== Record excerpts ==
◇ ◇ ◇ ◇

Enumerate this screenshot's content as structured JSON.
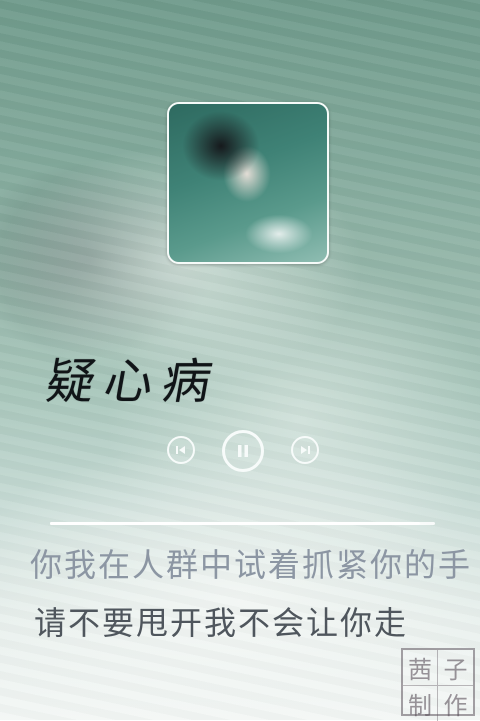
{
  "colors": {
    "icon": "#f7fbfa",
    "title": "#101417",
    "lyric_dim": "#8c96a3",
    "lyric_active": "#4f565d"
  },
  "player": {
    "song_title": "疑心病",
    "album_art_icon": "album-cover-photo",
    "controls": {
      "previous_icon": "skip-previous-icon",
      "pause_icon": "pause-icon",
      "next_icon": "skip-next-icon"
    },
    "progress": 0.96,
    "lyrics": [
      "你我在人群中试着抓紧你的手",
      "请不要甩开我不会让你走"
    ]
  },
  "watermark": {
    "chars": [
      "茜",
      "子",
      "制",
      "作"
    ]
  }
}
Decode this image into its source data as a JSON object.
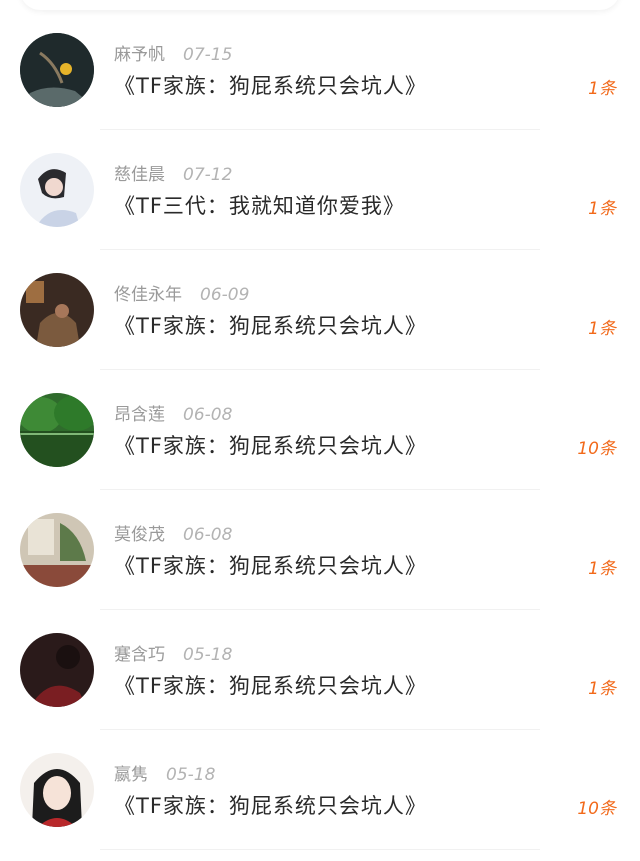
{
  "messages": [
    {
      "name": "麻予帆",
      "date": "07-15",
      "title": "《TF家族：狗屁系统只会坑人》",
      "count": "1条",
      "avatar": "avatar-1"
    },
    {
      "name": "慈佳晨",
      "date": "07-12",
      "title": "《TF三代：我就知道你爱我》",
      "count": "1条",
      "avatar": "avatar-2"
    },
    {
      "name": "佟佳永年",
      "date": "06-09",
      "title": "《TF家族：狗屁系统只会坑人》",
      "count": "1条",
      "avatar": "avatar-3"
    },
    {
      "name": "昂含莲",
      "date": "06-08",
      "title": "《TF家族：狗屁系统只会坑人》",
      "count": "10条",
      "avatar": "avatar-4"
    },
    {
      "name": "莫俊茂",
      "date": "06-08",
      "title": "《TF家族：狗屁系统只会坑人》",
      "count": "1条",
      "avatar": "avatar-5"
    },
    {
      "name": "蹇含巧",
      "date": "05-18",
      "title": "《TF家族：狗屁系统只会坑人》",
      "count": "1条",
      "avatar": "avatar-6"
    },
    {
      "name": "嬴隽",
      "date": "05-18",
      "title": "《TF家族：狗屁系统只会坑人》",
      "count": "10条",
      "avatar": "avatar-7"
    }
  ],
  "colors": {
    "count": "#f26a1b",
    "name": "#9a9a9a",
    "title": "#2a2a2a"
  }
}
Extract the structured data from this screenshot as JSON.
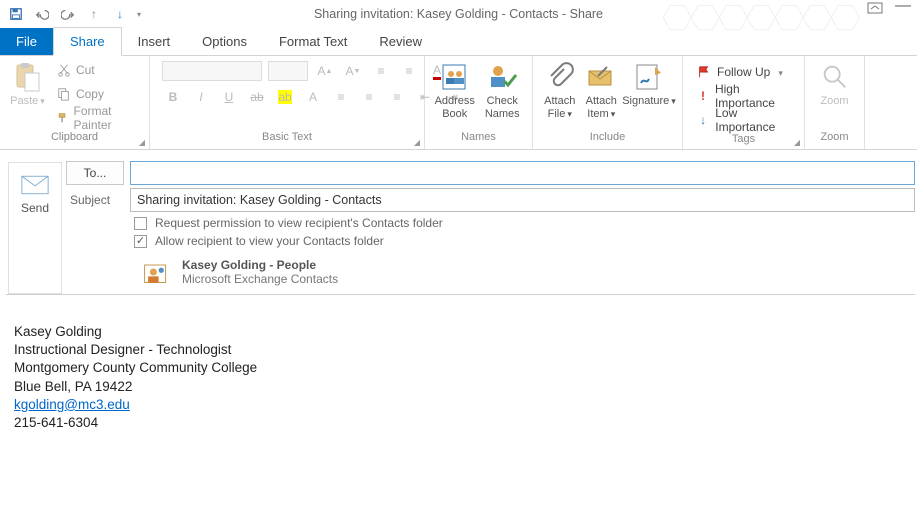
{
  "window": {
    "title": "Sharing invitation: Kasey Golding - Contacts - Share"
  },
  "qat": {
    "save": "save-icon",
    "undo": "undo-icon",
    "redo": "redo-icon",
    "prev": "up-icon",
    "next": "down-icon"
  },
  "tabs": {
    "file": "File",
    "items": [
      {
        "id": "share",
        "label": "Share",
        "active": true
      },
      {
        "id": "insert",
        "label": "Insert"
      },
      {
        "id": "options",
        "label": "Options"
      },
      {
        "id": "formattext",
        "label": "Format Text"
      },
      {
        "id": "review",
        "label": "Review"
      }
    ]
  },
  "ribbon": {
    "clipboard": {
      "label": "Clipboard",
      "paste": "Paste",
      "cut": "Cut",
      "copy": "Copy",
      "format_painter": "Format Painter"
    },
    "basic_text": {
      "label": "Basic Text"
    },
    "names": {
      "label": "Names",
      "address_book": "Address Book",
      "check_names": "Check Names"
    },
    "include": {
      "label": "Include",
      "attach_file": "Attach File",
      "attach_item": "Attach Item",
      "signature": "Signature"
    },
    "tags": {
      "label": "Tags",
      "follow_up": "Follow Up",
      "high": "High Importance",
      "low": "Low Importance"
    },
    "zoom": {
      "label": "Zoom",
      "zoom": "Zoom"
    }
  },
  "compose": {
    "send": "Send",
    "to_label": "To...",
    "to_value": "",
    "subject_label": "Subject",
    "subject_value": "Sharing invitation: Kasey Golding - Contacts",
    "chk_request": "Request permission to view recipient's Contacts folder",
    "chk_allow": "Allow recipient to view your Contacts folder",
    "share_title": "Kasey Golding - People",
    "share_sub": "Microsoft Exchange Contacts"
  },
  "signature": {
    "name": "Kasey Golding",
    "title": "Instructional Designer - Technologist",
    "org": "Montgomery County Community College",
    "addr": "Blue Bell, PA 19422",
    "email": "kgolding@mc3.edu",
    "phone": "215-641-6304"
  }
}
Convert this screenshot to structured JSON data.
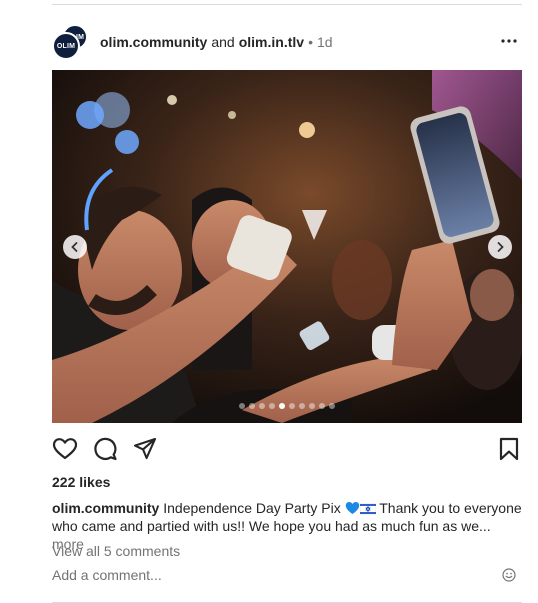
{
  "post": {
    "user1": "olim.community",
    "connector": "and",
    "user2": "olim.in.tlv",
    "separator": "•",
    "time": "1d",
    "avatar_text": "OLIM"
  },
  "carousel": {
    "total": 10,
    "active_index": 4
  },
  "likes": "222 likes",
  "caption": {
    "user": "olim.community",
    "text_before": " Independence Day Party Pix",
    "text_after": " Thank you to everyone who came and partied with us!! We hope you had as much fun as we...",
    "more": " more"
  },
  "view_comments": "View all 5 comments",
  "comment_input": {
    "placeholder": "Add a comment..."
  },
  "icons": {
    "more": "more-horizontal-icon",
    "like": "heart-icon",
    "comment": "speech-bubble-icon",
    "share": "paper-plane-icon",
    "save": "bookmark-icon",
    "emoji": "smiley-icon",
    "prev": "chevron-left-icon",
    "next": "chevron-right-icon"
  },
  "colors": {
    "heart_emoji": "#1e88e5",
    "flag_blue": "#0038b8"
  }
}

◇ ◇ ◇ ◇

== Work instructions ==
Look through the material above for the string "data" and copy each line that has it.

== Response for this exercise ==
Decode this image into its source data as a JSON object.
Extract the structured data from this screenshot as JSON.
Convert this screenshot to structured JSON data.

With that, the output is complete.